App and web page records
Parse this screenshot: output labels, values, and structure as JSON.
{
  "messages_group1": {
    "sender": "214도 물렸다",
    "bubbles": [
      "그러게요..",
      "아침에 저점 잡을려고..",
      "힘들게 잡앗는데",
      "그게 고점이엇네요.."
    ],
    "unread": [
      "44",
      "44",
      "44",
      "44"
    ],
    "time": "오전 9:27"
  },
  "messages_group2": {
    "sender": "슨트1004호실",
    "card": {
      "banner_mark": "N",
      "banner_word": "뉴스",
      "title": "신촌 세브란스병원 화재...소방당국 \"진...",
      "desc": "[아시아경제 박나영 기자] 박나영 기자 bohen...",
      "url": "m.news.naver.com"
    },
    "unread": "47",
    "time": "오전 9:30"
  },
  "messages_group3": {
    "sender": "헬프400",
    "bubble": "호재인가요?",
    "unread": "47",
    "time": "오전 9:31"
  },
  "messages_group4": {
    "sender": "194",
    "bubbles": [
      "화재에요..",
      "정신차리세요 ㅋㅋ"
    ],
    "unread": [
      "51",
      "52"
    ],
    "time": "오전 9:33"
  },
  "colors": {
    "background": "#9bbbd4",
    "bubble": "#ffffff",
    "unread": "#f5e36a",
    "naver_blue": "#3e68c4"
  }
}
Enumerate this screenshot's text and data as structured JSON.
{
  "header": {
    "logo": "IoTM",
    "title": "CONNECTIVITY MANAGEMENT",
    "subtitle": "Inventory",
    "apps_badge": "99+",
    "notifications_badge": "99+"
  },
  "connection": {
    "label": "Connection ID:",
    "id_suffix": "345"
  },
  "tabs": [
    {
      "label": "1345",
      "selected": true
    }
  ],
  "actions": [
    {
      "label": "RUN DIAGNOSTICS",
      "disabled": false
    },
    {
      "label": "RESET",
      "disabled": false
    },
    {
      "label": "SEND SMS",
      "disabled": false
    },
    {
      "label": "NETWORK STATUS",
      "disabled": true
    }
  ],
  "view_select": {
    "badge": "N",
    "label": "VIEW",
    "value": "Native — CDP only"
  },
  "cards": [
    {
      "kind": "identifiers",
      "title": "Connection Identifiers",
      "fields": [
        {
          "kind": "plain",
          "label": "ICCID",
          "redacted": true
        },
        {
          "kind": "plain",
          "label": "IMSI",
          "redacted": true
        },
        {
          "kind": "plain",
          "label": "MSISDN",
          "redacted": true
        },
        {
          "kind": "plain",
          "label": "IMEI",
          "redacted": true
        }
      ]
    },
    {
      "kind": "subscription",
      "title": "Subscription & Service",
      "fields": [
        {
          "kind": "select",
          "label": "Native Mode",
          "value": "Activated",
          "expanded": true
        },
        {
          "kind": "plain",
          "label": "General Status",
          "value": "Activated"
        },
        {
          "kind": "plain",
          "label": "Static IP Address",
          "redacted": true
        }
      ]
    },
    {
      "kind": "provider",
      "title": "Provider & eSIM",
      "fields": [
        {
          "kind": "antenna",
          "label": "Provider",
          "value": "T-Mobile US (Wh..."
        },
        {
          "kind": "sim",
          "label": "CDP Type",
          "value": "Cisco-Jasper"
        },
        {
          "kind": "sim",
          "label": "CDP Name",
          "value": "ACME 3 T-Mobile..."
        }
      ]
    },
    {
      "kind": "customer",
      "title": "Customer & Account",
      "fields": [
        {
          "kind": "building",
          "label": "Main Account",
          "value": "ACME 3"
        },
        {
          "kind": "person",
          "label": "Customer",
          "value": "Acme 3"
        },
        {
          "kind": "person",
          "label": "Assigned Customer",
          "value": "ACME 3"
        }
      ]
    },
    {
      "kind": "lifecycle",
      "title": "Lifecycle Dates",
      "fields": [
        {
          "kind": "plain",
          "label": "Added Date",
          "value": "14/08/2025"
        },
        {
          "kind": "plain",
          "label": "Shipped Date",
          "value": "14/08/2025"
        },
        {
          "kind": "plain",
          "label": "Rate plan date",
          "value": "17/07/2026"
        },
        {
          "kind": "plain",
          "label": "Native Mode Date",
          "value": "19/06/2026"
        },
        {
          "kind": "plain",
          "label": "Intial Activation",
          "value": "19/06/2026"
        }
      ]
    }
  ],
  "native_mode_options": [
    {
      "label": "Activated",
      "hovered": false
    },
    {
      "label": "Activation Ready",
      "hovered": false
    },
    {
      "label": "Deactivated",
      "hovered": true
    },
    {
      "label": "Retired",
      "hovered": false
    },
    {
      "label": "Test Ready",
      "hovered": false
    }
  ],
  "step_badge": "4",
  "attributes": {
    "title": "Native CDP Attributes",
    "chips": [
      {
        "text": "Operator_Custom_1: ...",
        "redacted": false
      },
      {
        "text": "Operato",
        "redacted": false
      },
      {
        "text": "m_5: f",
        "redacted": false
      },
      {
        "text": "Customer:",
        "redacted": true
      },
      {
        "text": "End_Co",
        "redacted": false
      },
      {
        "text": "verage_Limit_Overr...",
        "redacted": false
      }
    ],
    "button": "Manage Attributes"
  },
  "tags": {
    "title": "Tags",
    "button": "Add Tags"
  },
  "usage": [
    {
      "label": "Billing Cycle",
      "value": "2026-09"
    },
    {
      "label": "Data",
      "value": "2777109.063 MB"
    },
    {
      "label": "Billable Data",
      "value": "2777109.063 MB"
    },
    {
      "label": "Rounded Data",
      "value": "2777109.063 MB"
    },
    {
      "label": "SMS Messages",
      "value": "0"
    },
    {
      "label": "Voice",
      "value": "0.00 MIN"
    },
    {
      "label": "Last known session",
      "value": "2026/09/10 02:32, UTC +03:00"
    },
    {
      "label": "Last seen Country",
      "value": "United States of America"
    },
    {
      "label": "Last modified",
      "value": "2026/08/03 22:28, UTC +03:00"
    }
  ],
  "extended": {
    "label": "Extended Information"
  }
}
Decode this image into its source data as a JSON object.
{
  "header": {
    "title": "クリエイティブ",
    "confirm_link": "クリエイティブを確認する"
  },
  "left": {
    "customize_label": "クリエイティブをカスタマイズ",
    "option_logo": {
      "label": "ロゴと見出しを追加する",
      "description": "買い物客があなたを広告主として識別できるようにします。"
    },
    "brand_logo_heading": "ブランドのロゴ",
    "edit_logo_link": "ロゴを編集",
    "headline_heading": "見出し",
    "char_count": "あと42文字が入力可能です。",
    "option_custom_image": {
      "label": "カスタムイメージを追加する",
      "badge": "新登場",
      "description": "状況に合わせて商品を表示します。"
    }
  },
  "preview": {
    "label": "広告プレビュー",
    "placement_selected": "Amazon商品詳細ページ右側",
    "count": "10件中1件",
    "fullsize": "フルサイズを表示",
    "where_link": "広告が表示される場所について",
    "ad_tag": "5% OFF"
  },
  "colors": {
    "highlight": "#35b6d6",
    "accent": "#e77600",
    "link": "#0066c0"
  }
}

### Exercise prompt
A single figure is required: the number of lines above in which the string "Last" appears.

### Answer to the exercise
3